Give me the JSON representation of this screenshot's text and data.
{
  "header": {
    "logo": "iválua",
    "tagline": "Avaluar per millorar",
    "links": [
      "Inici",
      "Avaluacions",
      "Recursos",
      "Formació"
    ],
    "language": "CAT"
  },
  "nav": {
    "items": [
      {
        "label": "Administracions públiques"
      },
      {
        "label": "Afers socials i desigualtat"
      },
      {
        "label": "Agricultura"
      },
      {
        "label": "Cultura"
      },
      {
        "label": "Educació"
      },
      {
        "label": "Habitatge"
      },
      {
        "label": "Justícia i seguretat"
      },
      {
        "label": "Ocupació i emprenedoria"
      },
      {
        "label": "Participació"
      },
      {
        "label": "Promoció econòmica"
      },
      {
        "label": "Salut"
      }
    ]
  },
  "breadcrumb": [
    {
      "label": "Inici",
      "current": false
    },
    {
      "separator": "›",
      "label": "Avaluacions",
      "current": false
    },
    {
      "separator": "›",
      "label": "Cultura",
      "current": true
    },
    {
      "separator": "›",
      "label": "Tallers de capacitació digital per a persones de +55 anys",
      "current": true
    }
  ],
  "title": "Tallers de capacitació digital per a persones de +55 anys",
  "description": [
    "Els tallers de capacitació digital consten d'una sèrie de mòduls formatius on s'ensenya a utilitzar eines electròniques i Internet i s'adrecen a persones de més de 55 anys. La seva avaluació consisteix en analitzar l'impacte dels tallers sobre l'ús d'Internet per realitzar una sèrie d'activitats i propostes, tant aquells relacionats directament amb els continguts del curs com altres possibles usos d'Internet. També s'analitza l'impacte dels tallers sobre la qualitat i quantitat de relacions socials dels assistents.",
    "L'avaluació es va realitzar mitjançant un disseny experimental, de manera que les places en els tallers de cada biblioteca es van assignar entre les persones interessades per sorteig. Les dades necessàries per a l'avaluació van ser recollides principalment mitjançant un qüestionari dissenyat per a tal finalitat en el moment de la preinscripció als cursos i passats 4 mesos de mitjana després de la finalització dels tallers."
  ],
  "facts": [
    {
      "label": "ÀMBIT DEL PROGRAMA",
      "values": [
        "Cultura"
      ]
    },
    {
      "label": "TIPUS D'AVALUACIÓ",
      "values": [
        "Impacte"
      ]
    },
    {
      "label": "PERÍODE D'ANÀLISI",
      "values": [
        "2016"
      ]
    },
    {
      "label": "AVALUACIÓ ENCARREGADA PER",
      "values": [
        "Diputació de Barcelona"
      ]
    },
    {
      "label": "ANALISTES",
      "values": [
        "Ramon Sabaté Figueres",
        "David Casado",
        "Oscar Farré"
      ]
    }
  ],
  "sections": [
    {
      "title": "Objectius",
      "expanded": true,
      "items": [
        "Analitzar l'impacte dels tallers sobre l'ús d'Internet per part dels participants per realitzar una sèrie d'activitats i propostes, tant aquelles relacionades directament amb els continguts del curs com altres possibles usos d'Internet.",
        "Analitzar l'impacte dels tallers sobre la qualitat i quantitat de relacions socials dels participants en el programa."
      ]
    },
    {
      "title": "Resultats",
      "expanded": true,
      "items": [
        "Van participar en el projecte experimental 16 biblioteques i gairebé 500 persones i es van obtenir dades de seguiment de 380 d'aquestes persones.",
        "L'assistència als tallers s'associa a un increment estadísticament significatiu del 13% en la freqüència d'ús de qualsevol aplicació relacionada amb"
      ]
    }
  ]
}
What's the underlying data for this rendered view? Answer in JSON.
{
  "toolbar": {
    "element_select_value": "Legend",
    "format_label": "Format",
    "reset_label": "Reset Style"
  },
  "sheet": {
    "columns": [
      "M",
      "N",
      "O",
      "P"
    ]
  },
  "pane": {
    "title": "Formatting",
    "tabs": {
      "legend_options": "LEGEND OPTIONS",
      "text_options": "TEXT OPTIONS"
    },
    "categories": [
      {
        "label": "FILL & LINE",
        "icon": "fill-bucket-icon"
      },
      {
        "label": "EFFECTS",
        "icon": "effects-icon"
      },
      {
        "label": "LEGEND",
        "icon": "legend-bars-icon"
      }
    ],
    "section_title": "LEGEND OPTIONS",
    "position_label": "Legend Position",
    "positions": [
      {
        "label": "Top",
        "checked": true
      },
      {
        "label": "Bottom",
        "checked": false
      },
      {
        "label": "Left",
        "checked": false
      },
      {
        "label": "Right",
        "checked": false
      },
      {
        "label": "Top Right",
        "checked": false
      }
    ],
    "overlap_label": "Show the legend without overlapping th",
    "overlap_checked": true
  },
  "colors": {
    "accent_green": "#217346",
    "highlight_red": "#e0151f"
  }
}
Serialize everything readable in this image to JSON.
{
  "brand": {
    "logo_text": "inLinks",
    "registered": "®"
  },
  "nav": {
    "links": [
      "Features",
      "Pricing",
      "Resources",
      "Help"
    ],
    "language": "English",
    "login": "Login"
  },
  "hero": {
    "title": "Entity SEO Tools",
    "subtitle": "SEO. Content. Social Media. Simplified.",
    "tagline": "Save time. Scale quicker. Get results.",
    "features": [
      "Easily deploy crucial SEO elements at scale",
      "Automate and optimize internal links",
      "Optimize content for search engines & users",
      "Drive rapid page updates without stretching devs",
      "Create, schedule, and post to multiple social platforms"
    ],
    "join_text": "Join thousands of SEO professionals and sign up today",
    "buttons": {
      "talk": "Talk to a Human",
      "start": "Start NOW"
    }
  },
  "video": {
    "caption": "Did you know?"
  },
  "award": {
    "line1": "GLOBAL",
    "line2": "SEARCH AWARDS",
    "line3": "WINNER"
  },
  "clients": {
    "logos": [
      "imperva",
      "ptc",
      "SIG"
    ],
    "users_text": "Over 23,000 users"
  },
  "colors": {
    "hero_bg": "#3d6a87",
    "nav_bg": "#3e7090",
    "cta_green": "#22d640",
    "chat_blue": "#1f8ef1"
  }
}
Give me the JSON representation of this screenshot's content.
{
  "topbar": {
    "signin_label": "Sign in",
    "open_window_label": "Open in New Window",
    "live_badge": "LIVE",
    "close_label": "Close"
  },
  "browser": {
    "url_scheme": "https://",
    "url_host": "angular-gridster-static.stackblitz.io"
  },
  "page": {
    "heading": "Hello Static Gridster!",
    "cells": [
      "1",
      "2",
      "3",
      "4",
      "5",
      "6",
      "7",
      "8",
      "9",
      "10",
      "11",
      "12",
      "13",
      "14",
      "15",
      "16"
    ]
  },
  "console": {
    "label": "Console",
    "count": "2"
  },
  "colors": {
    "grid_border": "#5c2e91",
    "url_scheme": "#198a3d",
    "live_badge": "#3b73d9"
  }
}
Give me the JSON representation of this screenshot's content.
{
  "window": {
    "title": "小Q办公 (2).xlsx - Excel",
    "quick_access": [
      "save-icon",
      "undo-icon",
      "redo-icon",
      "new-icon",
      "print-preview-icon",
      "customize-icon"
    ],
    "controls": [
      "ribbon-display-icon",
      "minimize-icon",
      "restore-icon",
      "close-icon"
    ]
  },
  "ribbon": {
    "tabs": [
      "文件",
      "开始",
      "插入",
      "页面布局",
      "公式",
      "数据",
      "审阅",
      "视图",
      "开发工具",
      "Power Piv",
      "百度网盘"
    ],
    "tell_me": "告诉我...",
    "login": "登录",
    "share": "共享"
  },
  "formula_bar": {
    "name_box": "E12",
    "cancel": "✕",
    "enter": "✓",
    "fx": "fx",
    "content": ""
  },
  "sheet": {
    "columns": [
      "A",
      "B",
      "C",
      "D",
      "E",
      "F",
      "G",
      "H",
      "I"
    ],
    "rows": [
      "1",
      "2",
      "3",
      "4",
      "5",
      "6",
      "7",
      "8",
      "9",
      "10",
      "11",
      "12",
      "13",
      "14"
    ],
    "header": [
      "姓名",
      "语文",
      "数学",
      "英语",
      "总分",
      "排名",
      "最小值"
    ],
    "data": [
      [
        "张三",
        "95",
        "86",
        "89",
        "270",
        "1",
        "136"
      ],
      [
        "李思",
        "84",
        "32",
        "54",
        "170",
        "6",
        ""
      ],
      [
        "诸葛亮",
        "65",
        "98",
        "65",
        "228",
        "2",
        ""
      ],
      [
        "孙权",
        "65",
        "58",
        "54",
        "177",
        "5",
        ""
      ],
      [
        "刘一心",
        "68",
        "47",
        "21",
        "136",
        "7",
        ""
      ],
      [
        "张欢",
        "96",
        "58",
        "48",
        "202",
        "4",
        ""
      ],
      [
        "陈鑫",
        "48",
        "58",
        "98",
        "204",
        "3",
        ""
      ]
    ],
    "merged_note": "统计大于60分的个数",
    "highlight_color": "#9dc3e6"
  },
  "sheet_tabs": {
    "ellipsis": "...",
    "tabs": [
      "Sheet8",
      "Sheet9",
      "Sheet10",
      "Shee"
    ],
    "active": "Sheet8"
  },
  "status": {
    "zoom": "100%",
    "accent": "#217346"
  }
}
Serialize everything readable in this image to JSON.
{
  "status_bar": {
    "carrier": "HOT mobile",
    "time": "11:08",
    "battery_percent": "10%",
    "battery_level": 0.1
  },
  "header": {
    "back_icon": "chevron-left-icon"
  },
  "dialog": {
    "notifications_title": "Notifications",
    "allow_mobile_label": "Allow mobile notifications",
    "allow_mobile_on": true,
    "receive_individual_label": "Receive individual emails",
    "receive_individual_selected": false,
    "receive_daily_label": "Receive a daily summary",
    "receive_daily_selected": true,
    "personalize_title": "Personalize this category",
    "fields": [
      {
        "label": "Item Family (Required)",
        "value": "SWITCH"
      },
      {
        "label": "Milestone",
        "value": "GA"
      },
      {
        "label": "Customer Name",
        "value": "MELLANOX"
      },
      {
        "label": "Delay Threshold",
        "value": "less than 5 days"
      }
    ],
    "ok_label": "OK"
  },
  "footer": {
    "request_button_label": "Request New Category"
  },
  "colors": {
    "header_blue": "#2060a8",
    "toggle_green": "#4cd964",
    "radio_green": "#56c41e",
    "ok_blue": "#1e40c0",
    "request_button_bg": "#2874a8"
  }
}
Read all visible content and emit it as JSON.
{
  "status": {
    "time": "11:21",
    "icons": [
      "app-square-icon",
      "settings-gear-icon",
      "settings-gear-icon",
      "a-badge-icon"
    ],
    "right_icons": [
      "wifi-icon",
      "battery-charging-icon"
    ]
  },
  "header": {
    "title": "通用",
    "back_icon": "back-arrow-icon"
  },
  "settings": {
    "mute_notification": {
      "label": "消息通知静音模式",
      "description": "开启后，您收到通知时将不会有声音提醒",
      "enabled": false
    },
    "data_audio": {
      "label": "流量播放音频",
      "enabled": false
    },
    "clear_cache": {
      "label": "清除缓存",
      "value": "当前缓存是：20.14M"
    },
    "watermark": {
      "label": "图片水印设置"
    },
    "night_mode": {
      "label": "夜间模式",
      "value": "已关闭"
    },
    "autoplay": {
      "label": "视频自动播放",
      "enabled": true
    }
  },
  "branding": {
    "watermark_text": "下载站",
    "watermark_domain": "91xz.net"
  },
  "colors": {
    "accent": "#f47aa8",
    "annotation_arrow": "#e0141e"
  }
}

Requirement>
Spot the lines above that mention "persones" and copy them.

Response area>
      "label": "Tallers de capacitació digital per a persones de +55 anys",
  "title": "Tallers de capacitació digital per a persones de +55 anys",
    "Els tallers de capacitació digital consten d'una sèrie de mòduls formatius on s'ensenya a utilitzar eines electròniques i Internet i s'adrecen a persones de més de 55 anys. La seva avaluació consisteix en analitzar l'impacte dels tallers sobre l'ús d'Internet per realitzar una sèrie d'activitats i propostes, tant aquells relacionats directament amb els continguts del curs com altres possibles usos d'Internet. També s'analitza l'impacte dels tallers sobre la qualitat i quantitat de relacions socials dels assistents.",
    "L'avaluació es va realitzar mitjançant un disseny experimental, de manera que les places en els tallers de cada biblioteca es van assignar entre les persones interessades per sorteig. Les dades necessàries per a l'avaluació van ser recollides principalment mitjançant un qüestionari dissenyat per a tal finalitat en el moment de la preinscripció als cursos i passats 4 mesos de mitjana després de la finalització dels tallers."
        "Van participar en el projecte experimental 16 biblioteques i gairebé 500 persones i es van obtenir dades de seguiment de 380 d'aquestes persones.",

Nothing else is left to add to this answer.